## [WHAT IS REQUIRED]
Copy out each line below verbatim, skipping any picture.

## [Records drawn from a dataset]
BEGIN
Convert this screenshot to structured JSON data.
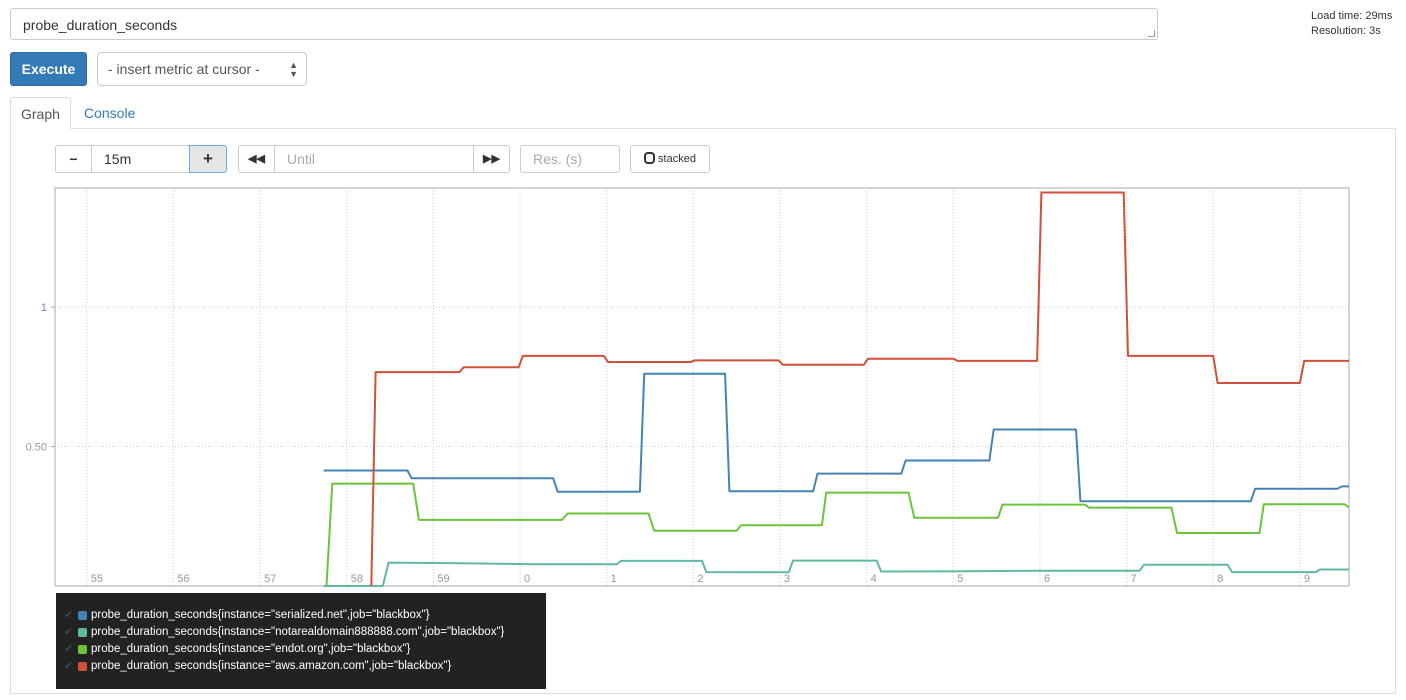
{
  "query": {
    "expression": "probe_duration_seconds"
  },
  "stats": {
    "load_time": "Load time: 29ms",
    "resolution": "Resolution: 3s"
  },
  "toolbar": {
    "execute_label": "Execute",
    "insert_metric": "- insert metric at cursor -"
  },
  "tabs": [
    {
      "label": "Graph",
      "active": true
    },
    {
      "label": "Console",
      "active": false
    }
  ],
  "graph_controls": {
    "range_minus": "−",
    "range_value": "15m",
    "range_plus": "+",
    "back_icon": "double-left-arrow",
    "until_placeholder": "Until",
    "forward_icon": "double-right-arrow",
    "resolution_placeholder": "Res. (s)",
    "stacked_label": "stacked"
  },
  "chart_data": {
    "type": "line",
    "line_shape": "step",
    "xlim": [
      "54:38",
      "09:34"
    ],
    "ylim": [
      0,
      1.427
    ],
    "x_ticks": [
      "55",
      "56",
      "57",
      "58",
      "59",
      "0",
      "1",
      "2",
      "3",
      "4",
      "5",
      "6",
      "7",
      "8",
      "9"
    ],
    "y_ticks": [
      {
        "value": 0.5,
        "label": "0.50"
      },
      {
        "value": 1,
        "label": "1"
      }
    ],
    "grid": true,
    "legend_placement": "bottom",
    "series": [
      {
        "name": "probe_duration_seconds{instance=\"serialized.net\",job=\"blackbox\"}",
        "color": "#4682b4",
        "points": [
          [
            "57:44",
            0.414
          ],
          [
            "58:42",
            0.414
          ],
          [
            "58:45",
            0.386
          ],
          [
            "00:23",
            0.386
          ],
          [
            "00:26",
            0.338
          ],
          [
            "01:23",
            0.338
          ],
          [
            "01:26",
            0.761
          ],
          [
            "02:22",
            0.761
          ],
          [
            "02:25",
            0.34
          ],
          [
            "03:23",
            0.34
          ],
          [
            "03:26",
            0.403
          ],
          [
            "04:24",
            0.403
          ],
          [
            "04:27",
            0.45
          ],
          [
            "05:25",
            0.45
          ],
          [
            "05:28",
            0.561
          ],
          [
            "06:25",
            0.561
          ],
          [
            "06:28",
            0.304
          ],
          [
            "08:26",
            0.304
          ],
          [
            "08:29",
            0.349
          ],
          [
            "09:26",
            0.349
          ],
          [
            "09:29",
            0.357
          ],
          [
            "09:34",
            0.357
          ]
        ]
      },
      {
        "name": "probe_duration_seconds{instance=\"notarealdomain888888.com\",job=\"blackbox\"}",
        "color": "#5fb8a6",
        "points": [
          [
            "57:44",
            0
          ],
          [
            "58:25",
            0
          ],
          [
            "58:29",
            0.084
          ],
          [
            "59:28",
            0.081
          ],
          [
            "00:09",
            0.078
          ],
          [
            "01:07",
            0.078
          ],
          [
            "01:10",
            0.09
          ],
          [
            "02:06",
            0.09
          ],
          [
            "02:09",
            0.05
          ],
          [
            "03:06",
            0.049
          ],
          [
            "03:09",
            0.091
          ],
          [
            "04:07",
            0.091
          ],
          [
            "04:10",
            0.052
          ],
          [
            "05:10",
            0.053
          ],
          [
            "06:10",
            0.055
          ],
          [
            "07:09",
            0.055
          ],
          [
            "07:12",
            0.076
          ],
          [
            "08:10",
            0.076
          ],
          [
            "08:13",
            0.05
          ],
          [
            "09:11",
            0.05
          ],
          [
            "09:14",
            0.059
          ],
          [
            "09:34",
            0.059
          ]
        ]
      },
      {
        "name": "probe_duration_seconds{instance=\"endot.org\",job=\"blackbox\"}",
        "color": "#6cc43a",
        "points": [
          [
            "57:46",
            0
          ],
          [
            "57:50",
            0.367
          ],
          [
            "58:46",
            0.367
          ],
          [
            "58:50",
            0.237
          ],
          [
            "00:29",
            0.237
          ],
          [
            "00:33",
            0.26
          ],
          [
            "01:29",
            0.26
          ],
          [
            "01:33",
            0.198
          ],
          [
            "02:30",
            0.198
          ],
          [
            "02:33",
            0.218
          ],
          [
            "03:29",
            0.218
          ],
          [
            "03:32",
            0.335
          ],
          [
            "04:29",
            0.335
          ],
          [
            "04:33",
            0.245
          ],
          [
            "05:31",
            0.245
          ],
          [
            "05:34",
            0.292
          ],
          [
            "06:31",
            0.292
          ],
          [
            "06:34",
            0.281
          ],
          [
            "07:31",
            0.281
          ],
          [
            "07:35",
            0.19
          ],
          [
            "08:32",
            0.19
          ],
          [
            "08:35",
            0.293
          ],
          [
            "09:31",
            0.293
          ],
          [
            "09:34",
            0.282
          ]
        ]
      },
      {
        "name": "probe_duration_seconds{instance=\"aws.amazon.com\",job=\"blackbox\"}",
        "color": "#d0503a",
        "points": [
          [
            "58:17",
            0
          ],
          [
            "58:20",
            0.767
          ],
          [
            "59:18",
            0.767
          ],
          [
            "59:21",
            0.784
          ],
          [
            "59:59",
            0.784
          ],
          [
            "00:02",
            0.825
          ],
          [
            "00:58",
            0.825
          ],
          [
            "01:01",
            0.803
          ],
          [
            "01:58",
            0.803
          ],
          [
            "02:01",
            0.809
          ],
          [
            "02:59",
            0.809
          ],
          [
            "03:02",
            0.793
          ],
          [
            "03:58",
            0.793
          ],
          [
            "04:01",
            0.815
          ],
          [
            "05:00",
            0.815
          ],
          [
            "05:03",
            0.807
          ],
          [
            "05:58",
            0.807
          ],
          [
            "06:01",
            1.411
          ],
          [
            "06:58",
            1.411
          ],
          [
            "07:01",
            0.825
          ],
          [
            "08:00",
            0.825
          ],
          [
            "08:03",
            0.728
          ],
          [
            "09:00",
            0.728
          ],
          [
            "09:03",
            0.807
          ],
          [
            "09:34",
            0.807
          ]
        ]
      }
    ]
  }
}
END
## [EXPECTED ANSWER]
Convert this screenshot to structured JSON data.
{
  "query": {
    "expression": "probe_duration_seconds"
  },
  "stats": {
    "load_time": "Load time: 29ms",
    "resolution": "Resolution: 3s"
  },
  "toolbar": {
    "execute_label": "Execute",
    "insert_metric": "- insert metric at cursor -"
  },
  "tabs": [
    {
      "label": "Graph",
      "active": true
    },
    {
      "label": "Console",
      "active": false
    }
  ],
  "graph_controls": {
    "range_minus": "−",
    "range_value": "15m",
    "range_plus": "+",
    "back_icon": "double-left-arrow",
    "until_placeholder": "Until",
    "forward_icon": "double-right-arrow",
    "resolution_placeholder": "Res. (s)",
    "stacked_label": "stacked"
  },
  "chart_data": {
    "type": "line",
    "line_shape": "step",
    "xlim": [
      "54:38",
      "09:34"
    ],
    "ylim": [
      0,
      1.427
    ],
    "x_ticks": [
      "55",
      "56",
      "57",
      "58",
      "59",
      "0",
      "1",
      "2",
      "3",
      "4",
      "5",
      "6",
      "7",
      "8",
      "9"
    ],
    "y_ticks": [
      {
        "value": 0.5,
        "label": "0.50"
      },
      {
        "value": 1,
        "label": "1"
      }
    ],
    "grid": true,
    "legend_placement": "bottom",
    "series": [
      {
        "name": "probe_duration_seconds{instance=\"serialized.net\",job=\"blackbox\"}",
        "color": "#4682b4",
        "points": [
          [
            "57:44",
            0.414
          ],
          [
            "58:42",
            0.414
          ],
          [
            "58:45",
            0.386
          ],
          [
            "00:23",
            0.386
          ],
          [
            "00:26",
            0.338
          ],
          [
            "01:23",
            0.338
          ],
          [
            "01:26",
            0.761
          ],
          [
            "02:22",
            0.761
          ],
          [
            "02:25",
            0.34
          ],
          [
            "03:23",
            0.34
          ],
          [
            "03:26",
            0.403
          ],
          [
            "04:24",
            0.403
          ],
          [
            "04:27",
            0.45
          ],
          [
            "05:25",
            0.45
          ],
          [
            "05:28",
            0.561
          ],
          [
            "06:25",
            0.561
          ],
          [
            "06:28",
            0.304
          ],
          [
            "08:26",
            0.304
          ],
          [
            "08:29",
            0.349
          ],
          [
            "09:26",
            0.349
          ],
          [
            "09:29",
            0.357
          ],
          [
            "09:34",
            0.357
          ]
        ]
      },
      {
        "name": "probe_duration_seconds{instance=\"notarealdomain888888.com\",job=\"blackbox\"}",
        "color": "#5fb8a6",
        "points": [
          [
            "57:44",
            0
          ],
          [
            "58:25",
            0
          ],
          [
            "58:29",
            0.084
          ],
          [
            "59:28",
            0.081
          ],
          [
            "00:09",
            0.078
          ],
          [
            "01:07",
            0.078
          ],
          [
            "01:10",
            0.09
          ],
          [
            "02:06",
            0.09
          ],
          [
            "02:09",
            0.05
          ],
          [
            "03:06",
            0.049
          ],
          [
            "03:09",
            0.091
          ],
          [
            "04:07",
            0.091
          ],
          [
            "04:10",
            0.052
          ],
          [
            "05:10",
            0.053
          ],
          [
            "06:10",
            0.055
          ],
          [
            "07:09",
            0.055
          ],
          [
            "07:12",
            0.076
          ],
          [
            "08:10",
            0.076
          ],
          [
            "08:13",
            0.05
          ],
          [
            "09:11",
            0.05
          ],
          [
            "09:14",
            0.059
          ],
          [
            "09:34",
            0.059
          ]
        ]
      },
      {
        "name": "probe_duration_seconds{instance=\"endot.org\",job=\"blackbox\"}",
        "color": "#6cc43a",
        "points": [
          [
            "57:46",
            0
          ],
          [
            "57:50",
            0.367
          ],
          [
            "58:46",
            0.367
          ],
          [
            "58:50",
            0.237
          ],
          [
            "00:29",
            0.237
          ],
          [
            "00:33",
            0.26
          ],
          [
            "01:29",
            0.26
          ],
          [
            "01:33",
            0.198
          ],
          [
            "02:30",
            0.198
          ],
          [
            "02:33",
            0.218
          ],
          [
            "03:29",
            0.218
          ],
          [
            "03:32",
            0.335
          ],
          [
            "04:29",
            0.335
          ],
          [
            "04:33",
            0.245
          ],
          [
            "05:31",
            0.245
          ],
          [
            "05:34",
            0.292
          ],
          [
            "06:31",
            0.292
          ],
          [
            "06:34",
            0.281
          ],
          [
            "07:31",
            0.281
          ],
          [
            "07:35",
            0.19
          ],
          [
            "08:32",
            0.19
          ],
          [
            "08:35",
            0.293
          ],
          [
            "09:31",
            0.293
          ],
          [
            "09:34",
            0.282
          ]
        ]
      },
      {
        "name": "probe_duration_seconds{instance=\"aws.amazon.com\",job=\"blackbox\"}",
        "color": "#d0503a",
        "points": [
          [
            "58:17",
            0
          ],
          [
            "58:20",
            0.767
          ],
          [
            "59:18",
            0.767
          ],
          [
            "59:21",
            0.784
          ],
          [
            "59:59",
            0.784
          ],
          [
            "00:02",
            0.825
          ],
          [
            "00:58",
            0.825
          ],
          [
            "01:01",
            0.803
          ],
          [
            "01:58",
            0.803
          ],
          [
            "02:01",
            0.809
          ],
          [
            "02:59",
            0.809
          ],
          [
            "03:02",
            0.793
          ],
          [
            "03:58",
            0.793
          ],
          [
            "04:01",
            0.815
          ],
          [
            "05:00",
            0.815
          ],
          [
            "05:03",
            0.807
          ],
          [
            "05:58",
            0.807
          ],
          [
            "06:01",
            1.411
          ],
          [
            "06:58",
            1.411
          ],
          [
            "07:01",
            0.825
          ],
          [
            "08:00",
            0.825
          ],
          [
            "08:03",
            0.728
          ],
          [
            "09:00",
            0.728
          ],
          [
            "09:03",
            0.807
          ],
          [
            "09:34",
            0.807
          ]
        ]
      }
    ]
  }
}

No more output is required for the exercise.